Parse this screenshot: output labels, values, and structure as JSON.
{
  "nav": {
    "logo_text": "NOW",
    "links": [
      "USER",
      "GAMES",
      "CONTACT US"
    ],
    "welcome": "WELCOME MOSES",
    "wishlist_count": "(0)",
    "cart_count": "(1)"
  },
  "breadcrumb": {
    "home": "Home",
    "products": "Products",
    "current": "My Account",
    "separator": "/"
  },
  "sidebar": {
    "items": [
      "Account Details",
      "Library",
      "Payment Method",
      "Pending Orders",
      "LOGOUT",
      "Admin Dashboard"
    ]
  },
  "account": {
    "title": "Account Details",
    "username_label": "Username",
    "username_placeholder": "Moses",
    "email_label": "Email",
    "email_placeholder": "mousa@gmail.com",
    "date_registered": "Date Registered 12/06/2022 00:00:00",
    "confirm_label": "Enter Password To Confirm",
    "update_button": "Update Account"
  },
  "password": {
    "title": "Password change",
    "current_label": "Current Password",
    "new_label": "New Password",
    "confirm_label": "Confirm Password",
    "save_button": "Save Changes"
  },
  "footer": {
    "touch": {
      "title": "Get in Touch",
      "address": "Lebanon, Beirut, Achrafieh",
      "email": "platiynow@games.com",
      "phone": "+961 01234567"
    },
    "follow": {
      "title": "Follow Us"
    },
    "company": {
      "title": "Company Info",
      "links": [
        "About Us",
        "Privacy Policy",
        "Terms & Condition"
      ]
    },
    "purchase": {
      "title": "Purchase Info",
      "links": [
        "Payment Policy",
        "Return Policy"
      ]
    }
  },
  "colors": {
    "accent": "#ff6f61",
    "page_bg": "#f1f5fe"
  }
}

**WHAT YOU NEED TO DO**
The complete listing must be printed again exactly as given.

**FINAL ANSWER**
Parse this screenshot: output labels, values, and structure as JSON.
{
  "nav": {
    "logo_text": "NOW",
    "links": [
      "USER",
      "GAMES",
      "CONTACT US"
    ],
    "welcome": "WELCOME MOSES",
    "wishlist_count": "(0)",
    "cart_count": "(1)"
  },
  "breadcrumb": {
    "home": "Home",
    "products": "Products",
    "current": "My Account",
    "separator": "/"
  },
  "sidebar": {
    "items": [
      "Account Details",
      "Library",
      "Payment Method",
      "Pending Orders",
      "LOGOUT",
      "Admin Dashboard"
    ]
  },
  "account": {
    "title": "Account Details",
    "username_label": "Username",
    "username_placeholder": "Moses",
    "email_label": "Email",
    "email_placeholder": "mousa@gmail.com",
    "date_registered": "Date Registered 12/06/2022 00:00:00",
    "confirm_label": "Enter Password To Confirm",
    "update_button": "Update Account"
  },
  "password": {
    "title": "Password change",
    "current_label": "Current Password",
    "new_label": "New Password",
    "confirm_label": "Confirm Password",
    "save_button": "Save Changes"
  },
  "footer": {
    "touch": {
      "title": "Get in Touch",
      "address": "Lebanon, Beirut, Achrafieh",
      "email": "platiynow@games.com",
      "phone": "+961 01234567"
    },
    "follow": {
      "title": "Follow Us"
    },
    "company": {
      "title": "Company Info",
      "links": [
        "About Us",
        "Privacy Policy",
        "Terms & Condition"
      ]
    },
    "purchase": {
      "title": "Purchase Info",
      "links": [
        "Payment Policy",
        "Return Policy"
      ]
    }
  },
  "colors": {
    "accent": "#ff6f61",
    "page_bg": "#f1f5fe"
  }
}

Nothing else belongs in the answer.